TASK REQUIREMENTS:
Below are some entries. Copy each line that holds the string "this".

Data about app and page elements
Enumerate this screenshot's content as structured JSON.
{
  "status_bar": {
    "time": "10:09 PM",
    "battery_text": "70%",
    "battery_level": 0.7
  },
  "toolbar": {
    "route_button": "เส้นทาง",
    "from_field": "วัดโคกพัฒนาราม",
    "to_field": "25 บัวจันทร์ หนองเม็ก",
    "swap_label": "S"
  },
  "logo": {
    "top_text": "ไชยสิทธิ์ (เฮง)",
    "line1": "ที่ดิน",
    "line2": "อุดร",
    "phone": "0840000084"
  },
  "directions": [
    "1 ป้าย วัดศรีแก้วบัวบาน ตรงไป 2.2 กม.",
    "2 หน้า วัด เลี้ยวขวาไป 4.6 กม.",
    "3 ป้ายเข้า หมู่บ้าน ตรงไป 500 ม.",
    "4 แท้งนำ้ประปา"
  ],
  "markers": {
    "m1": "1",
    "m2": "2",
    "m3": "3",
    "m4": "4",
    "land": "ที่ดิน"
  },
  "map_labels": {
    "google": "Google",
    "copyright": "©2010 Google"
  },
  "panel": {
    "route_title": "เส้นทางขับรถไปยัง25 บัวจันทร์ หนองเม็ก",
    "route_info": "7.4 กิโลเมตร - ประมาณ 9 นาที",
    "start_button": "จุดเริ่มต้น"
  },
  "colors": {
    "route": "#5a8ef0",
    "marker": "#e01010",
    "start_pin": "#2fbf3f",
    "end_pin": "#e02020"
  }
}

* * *

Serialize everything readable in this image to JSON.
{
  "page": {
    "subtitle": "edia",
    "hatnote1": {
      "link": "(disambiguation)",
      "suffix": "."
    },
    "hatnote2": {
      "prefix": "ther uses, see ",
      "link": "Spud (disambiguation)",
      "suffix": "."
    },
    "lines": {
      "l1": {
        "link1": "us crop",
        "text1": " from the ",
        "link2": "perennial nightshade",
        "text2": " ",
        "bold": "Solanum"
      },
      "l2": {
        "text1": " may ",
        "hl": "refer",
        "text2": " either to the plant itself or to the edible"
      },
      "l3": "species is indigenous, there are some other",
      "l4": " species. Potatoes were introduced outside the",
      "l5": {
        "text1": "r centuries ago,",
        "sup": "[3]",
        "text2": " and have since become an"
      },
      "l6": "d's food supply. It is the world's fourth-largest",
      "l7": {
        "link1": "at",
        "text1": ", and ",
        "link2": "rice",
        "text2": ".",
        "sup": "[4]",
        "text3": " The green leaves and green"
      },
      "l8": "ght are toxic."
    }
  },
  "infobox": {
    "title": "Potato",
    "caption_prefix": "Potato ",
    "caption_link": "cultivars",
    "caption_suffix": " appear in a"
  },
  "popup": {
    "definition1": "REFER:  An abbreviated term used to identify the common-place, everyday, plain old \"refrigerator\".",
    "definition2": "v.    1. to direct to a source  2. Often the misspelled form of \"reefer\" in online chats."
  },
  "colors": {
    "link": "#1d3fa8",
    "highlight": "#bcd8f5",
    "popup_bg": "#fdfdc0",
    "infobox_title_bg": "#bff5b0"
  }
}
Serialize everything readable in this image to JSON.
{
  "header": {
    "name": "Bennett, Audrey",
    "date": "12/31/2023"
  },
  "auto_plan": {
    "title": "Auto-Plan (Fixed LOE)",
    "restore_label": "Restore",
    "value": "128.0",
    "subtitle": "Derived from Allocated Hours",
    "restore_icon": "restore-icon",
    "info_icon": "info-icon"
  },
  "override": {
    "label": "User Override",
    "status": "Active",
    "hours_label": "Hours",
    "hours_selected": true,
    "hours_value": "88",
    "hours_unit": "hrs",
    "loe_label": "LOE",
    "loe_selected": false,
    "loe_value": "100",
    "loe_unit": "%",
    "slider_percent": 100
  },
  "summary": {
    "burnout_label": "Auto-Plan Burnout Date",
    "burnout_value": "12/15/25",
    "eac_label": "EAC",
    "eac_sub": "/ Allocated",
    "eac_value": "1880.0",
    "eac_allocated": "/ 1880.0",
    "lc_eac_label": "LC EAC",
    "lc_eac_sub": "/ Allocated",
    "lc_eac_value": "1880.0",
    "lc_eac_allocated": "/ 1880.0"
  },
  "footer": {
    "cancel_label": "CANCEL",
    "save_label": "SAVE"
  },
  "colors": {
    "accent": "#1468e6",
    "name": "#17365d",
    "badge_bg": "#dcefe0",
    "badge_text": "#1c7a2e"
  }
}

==

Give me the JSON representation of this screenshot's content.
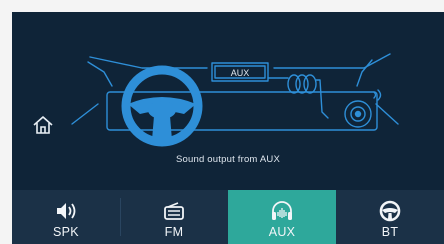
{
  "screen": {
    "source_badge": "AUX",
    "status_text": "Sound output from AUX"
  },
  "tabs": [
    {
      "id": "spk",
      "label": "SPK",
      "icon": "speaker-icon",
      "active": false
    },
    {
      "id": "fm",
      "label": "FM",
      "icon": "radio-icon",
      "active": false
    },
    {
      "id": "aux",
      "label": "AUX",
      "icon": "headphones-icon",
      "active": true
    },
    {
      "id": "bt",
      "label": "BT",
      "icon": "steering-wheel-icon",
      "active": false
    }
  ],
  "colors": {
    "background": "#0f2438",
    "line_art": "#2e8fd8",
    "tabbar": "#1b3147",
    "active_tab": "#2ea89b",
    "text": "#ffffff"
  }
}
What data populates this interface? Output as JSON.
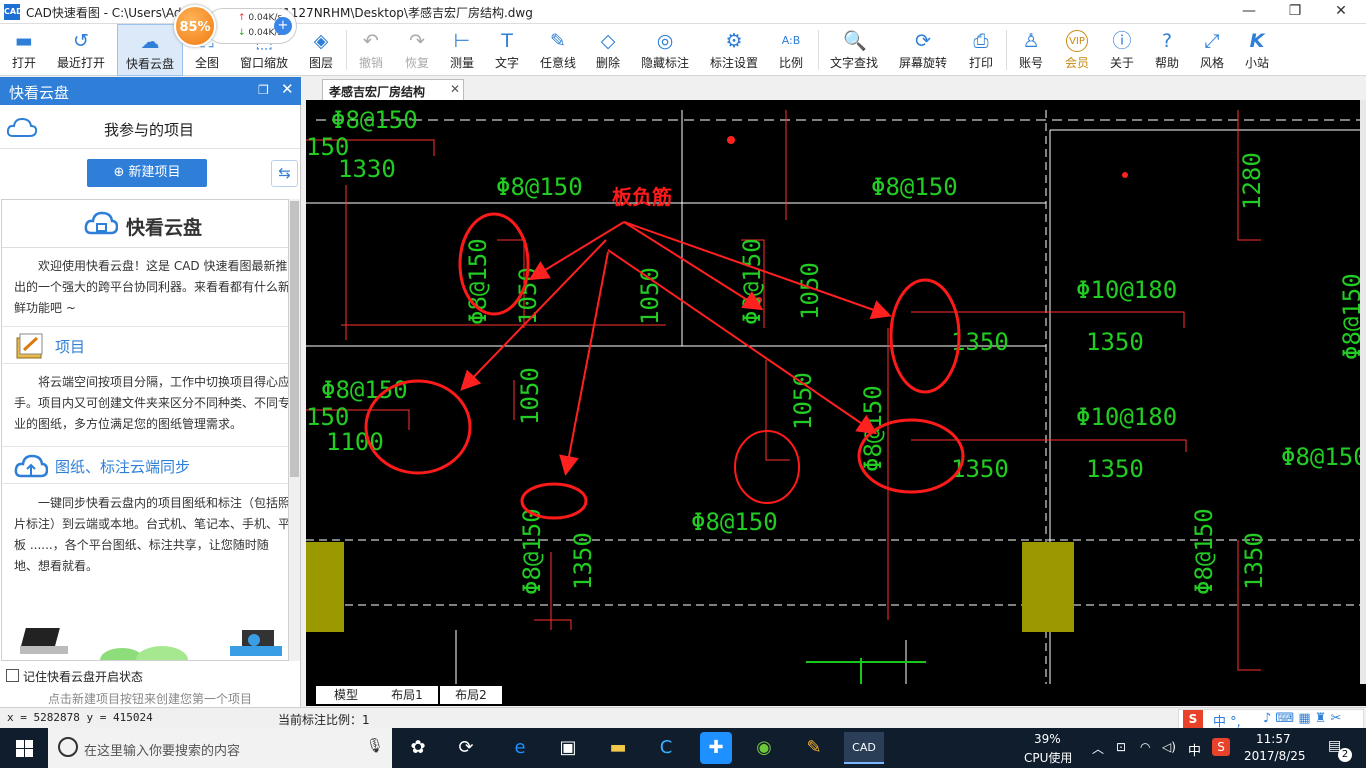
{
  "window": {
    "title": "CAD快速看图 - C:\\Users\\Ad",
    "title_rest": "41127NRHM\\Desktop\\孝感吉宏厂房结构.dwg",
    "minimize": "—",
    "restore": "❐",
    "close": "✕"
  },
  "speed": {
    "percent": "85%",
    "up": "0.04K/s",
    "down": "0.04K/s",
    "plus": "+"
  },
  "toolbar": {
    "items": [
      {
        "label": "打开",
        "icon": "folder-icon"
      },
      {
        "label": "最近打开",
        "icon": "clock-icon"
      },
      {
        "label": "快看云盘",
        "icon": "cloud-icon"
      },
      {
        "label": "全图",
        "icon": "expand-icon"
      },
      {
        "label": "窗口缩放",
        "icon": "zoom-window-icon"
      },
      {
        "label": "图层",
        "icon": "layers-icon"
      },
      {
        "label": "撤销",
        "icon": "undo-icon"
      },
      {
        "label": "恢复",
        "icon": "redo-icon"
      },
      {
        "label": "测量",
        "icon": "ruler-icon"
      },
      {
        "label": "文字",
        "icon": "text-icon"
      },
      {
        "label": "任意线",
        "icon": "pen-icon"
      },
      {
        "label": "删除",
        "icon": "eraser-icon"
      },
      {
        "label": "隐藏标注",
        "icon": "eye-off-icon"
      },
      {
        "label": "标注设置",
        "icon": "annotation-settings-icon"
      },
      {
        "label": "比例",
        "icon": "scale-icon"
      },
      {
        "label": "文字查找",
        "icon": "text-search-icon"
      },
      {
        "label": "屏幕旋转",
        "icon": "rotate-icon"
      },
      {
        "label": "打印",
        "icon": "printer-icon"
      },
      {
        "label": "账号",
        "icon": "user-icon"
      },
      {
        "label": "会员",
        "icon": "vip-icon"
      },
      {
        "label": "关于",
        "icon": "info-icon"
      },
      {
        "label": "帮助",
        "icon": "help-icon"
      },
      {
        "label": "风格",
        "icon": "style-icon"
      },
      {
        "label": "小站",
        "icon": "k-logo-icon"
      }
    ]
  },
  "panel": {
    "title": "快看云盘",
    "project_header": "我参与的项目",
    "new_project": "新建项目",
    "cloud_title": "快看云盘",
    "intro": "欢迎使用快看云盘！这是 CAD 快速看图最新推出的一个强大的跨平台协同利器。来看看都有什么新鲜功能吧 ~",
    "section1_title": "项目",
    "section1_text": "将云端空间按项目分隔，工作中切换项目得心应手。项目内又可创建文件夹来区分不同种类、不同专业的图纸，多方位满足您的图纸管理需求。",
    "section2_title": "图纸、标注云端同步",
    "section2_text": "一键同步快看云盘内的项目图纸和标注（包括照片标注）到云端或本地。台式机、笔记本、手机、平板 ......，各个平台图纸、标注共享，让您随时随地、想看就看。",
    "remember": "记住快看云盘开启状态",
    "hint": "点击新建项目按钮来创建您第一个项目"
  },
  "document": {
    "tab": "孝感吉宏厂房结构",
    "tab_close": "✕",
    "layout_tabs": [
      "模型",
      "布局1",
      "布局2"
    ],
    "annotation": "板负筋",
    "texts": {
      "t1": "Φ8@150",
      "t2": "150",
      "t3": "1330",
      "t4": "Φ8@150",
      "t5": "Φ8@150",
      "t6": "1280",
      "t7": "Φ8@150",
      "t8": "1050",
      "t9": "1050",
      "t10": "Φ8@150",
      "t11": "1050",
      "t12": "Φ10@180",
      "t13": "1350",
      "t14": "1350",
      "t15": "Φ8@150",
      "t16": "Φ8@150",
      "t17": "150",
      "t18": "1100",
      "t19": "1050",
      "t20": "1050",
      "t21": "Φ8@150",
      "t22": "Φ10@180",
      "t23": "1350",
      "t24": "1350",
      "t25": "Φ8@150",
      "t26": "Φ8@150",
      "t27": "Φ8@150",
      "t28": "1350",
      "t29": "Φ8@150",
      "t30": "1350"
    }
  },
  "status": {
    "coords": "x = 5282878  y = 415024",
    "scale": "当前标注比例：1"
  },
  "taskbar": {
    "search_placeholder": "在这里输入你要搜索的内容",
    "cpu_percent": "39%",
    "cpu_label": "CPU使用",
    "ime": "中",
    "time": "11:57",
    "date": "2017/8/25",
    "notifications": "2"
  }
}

WRITTEN RESPONSE:
Enumerate this screenshot's content as structured JSON.
Serialize everything readable in this image to JSON.
Serialize everything readable in this image to JSON.
Give me the JSON representation of this screenshot's content.
What data populates this interface? Output as JSON.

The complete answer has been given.